The Union Cabinet on Wednesday approved a draft law to substantially increase penalty for traffic violations such as juvenile driving, over-speeding and drunken driving so as to improve road safety.
Under the proposed Motor Vehicle (Amendment) Bill of 2016, driving without licence will attract a minimum fine of Rs. 5,000, up from Rs. 500 at present. For over-speeding, a penalty of Rs.1,000-Rs. 2,000 is proposed, up from Rs. 400. Not wearing seatbelts would result in a minimum penalty of Rs. 1,000 against Rs.100 at present. For two-wheeler riders, not wearing helmet would mean a fine of Rs. 1,000, up from Rs. 100, and would also lead to suspension of the licence for three months.
For juvenile crimes, the guardian or owner of the vehicle will be deemed guilty with a hefty fine of Rs. 25,000, along with three years of imprisonment. The registration of the vehicle will also be cancelled.
The penalty for driving without vehicle insurance is proposed to be increased to Rs. 2,000 from Rs.1,000. The government has proposed inserting a new provision in the law for levying a penalty of Rs. 10,000 on people not allowing way for emergency vehicles.
“Every year, five lakh road accidents are reported in the country, in which 1.5 lakh people lose their lives. The government is committed to reducing the accidents and fatalities by 50 per cent in five years,” the Union Road Transport and Highways Ministry said in a statement.
The proposed law also increases the compensation in hit-and-run cases from Rs. 25,000 to Rs. 2 lakh.
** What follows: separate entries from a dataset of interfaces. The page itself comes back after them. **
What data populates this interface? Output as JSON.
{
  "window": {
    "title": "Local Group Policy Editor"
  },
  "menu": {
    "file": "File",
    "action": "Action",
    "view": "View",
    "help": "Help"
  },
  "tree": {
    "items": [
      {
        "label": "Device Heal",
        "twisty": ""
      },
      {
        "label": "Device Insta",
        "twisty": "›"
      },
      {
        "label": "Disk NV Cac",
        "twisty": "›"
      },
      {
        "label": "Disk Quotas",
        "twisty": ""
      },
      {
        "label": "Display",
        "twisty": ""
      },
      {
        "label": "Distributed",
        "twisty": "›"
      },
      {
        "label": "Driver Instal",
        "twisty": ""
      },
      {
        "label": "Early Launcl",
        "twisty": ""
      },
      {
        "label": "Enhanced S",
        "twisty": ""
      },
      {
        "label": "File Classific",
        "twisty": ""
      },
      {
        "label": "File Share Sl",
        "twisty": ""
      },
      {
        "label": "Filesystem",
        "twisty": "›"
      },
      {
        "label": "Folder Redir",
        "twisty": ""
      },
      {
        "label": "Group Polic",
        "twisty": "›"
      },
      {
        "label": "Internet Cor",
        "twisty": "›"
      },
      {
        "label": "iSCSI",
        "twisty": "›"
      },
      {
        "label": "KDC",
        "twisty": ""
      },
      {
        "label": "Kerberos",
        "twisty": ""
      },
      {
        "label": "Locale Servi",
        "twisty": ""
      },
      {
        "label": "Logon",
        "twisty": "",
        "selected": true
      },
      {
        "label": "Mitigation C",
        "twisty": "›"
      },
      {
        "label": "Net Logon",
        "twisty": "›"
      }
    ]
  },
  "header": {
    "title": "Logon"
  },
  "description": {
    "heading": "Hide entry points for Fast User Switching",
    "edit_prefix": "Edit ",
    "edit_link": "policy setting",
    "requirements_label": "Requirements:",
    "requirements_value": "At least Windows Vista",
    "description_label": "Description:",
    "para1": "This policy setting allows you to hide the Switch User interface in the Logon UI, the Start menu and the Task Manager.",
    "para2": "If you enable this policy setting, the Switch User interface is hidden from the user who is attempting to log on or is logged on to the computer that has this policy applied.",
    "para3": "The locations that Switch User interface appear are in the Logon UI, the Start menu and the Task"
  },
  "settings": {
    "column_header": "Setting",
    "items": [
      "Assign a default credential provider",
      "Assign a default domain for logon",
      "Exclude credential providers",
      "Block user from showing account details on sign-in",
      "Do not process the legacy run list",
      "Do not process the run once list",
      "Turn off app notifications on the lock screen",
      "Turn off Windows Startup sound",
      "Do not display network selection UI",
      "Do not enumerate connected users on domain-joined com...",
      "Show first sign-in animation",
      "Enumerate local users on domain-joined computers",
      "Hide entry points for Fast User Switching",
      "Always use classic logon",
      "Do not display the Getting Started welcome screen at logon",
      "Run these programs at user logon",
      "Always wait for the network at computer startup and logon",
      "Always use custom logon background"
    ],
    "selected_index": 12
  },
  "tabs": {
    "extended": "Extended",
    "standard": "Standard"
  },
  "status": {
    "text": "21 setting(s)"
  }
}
Other provisions proposed include online learning licences, increasing the validity period for driving licences, doing away with the requirements of educational qualification for transport licences.
Monetisation of highway projects
The Cabinet Committee on Economic Affairs approved a plan to allow the National Highways Authority of India (NHAI) to monetise around 75 completed highway projects in a bid to raise money for other highway projects. “Monetization of public-funded NH roads is expected to create a framework for attracting long-term institutional investment on the strength of future toll receivables,” the Ministry said, “Market feedback indicates that certain institutional investors from outside the country have a long-term investment appetite and are keen on participating in operational highway projects with a stable toll revenue outlook.”
Under the proposed Toll-Operate-Transfer bidding, only toll collection rights will be transferred for a specific period to successful concessionaire “in lieu of a lump-sum upfront fee.”
The NH projects that are operational and that have been generating toll revenues for at least two years will be monetised. “The funds generated shall be utilised for development of highways, which would benefit highway-users throughout the country,” the Ministry said.
Source: The Hindu